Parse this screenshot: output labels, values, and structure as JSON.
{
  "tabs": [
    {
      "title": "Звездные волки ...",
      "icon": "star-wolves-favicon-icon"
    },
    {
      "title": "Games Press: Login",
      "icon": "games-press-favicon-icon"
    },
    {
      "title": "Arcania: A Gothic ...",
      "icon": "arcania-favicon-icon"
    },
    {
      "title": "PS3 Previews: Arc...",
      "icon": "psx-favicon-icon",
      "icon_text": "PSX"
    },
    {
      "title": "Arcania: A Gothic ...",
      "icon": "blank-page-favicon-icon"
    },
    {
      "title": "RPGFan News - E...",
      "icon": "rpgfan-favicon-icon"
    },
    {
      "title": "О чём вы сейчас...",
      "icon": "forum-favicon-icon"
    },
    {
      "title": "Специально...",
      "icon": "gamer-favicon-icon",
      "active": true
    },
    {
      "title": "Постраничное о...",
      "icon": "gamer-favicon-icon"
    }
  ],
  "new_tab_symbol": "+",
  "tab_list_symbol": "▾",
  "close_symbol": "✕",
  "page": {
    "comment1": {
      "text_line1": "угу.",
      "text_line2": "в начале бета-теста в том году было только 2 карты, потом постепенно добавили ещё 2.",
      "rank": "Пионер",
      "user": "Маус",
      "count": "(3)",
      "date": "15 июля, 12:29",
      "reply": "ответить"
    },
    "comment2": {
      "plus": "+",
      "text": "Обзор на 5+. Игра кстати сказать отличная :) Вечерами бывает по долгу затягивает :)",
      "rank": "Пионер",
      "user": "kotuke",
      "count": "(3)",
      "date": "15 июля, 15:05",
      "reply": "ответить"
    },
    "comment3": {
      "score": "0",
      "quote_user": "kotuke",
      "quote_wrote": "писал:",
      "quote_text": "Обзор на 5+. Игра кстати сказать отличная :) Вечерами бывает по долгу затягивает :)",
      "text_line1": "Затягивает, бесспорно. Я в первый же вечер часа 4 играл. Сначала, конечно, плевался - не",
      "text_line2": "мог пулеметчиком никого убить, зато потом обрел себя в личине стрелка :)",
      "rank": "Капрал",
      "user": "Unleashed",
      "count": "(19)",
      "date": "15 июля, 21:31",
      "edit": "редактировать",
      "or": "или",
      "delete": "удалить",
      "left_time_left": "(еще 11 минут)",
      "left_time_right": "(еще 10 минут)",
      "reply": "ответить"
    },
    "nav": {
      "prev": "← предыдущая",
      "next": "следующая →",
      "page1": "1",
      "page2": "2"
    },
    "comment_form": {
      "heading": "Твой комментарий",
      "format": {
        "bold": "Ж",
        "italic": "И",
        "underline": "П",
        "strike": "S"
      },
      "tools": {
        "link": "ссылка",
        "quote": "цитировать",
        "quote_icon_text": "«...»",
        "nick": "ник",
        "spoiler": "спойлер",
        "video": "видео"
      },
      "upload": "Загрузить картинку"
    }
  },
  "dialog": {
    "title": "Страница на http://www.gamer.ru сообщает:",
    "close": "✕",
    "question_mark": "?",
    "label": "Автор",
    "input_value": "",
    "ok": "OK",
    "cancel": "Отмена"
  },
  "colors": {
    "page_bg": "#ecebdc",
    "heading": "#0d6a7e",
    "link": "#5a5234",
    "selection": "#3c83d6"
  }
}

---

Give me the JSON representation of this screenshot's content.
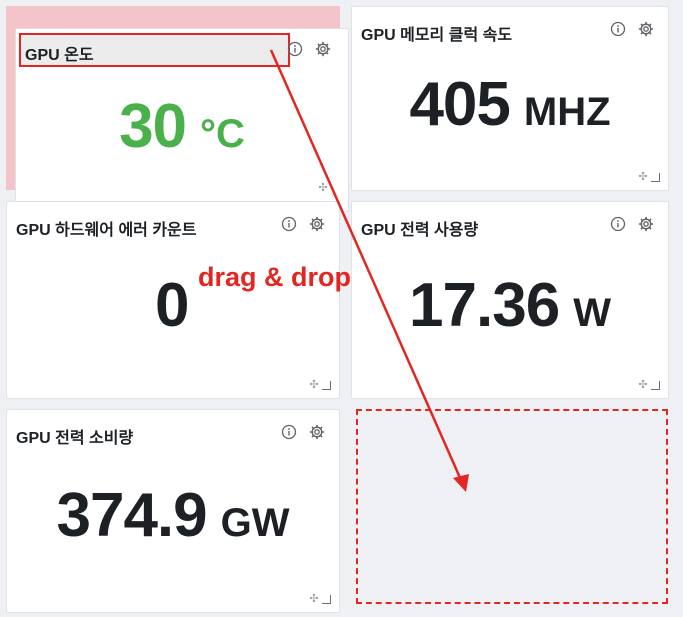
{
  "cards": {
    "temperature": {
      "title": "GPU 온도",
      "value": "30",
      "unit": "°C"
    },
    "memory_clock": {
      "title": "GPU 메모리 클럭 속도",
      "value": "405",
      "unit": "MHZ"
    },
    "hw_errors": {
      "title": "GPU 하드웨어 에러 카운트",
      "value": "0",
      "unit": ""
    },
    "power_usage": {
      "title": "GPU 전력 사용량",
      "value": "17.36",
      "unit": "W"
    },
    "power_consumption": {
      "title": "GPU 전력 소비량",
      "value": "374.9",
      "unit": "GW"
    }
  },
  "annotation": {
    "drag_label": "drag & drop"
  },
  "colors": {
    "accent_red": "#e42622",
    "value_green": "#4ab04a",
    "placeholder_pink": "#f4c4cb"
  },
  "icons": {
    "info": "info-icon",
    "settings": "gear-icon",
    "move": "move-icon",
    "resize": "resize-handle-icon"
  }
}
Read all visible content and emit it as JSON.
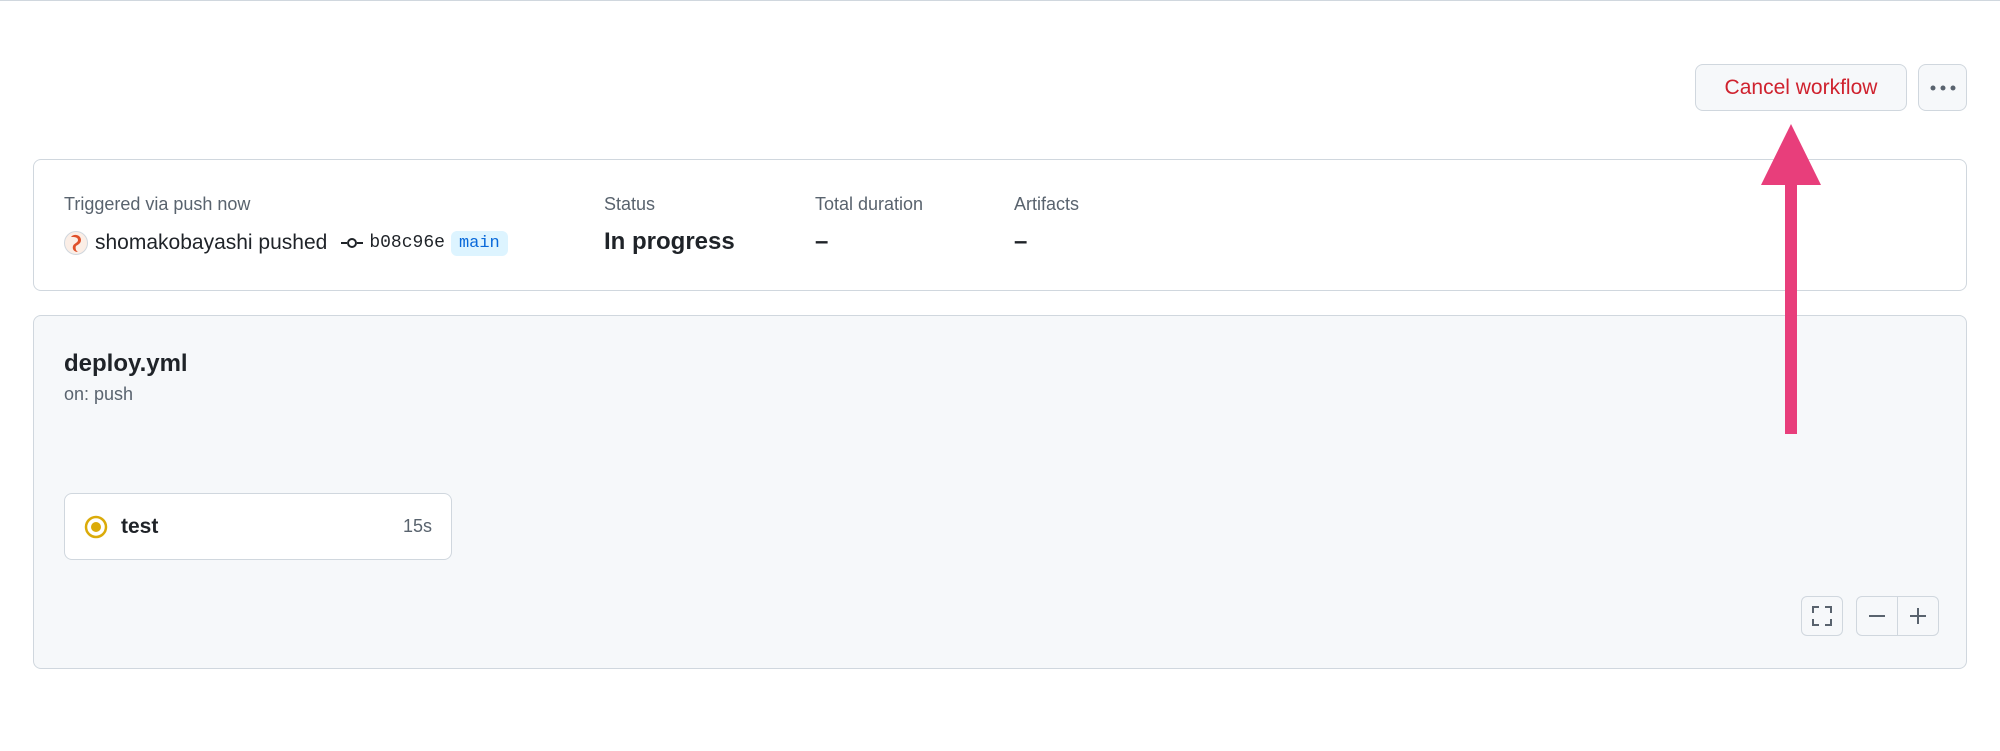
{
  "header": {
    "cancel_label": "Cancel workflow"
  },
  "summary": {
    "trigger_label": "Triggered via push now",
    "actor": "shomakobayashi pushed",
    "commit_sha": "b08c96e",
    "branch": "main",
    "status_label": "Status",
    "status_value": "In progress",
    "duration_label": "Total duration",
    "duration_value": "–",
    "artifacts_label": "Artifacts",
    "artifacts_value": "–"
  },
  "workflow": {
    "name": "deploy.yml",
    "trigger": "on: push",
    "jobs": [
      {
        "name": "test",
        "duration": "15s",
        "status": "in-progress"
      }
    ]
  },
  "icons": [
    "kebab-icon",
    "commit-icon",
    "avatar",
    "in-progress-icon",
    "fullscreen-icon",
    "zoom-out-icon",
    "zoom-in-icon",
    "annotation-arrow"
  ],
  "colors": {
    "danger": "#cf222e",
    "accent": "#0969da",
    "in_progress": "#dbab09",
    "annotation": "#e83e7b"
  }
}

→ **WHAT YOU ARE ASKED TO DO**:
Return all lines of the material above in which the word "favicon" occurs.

→ **EXPECTED OUTPUT**:
      "icon": "star-wolves-favicon-icon"
      "icon": "games-press-favicon-icon"
      "icon": "arcania-favicon-icon"
      "icon": "psx-favicon-icon",
      "icon": "blank-page-favicon-icon"
      "icon": "rpgfan-favicon-icon"
      "icon": "forum-favicon-icon"
      "icon": "gamer-favicon-icon",
      "icon": "gamer-favicon-icon"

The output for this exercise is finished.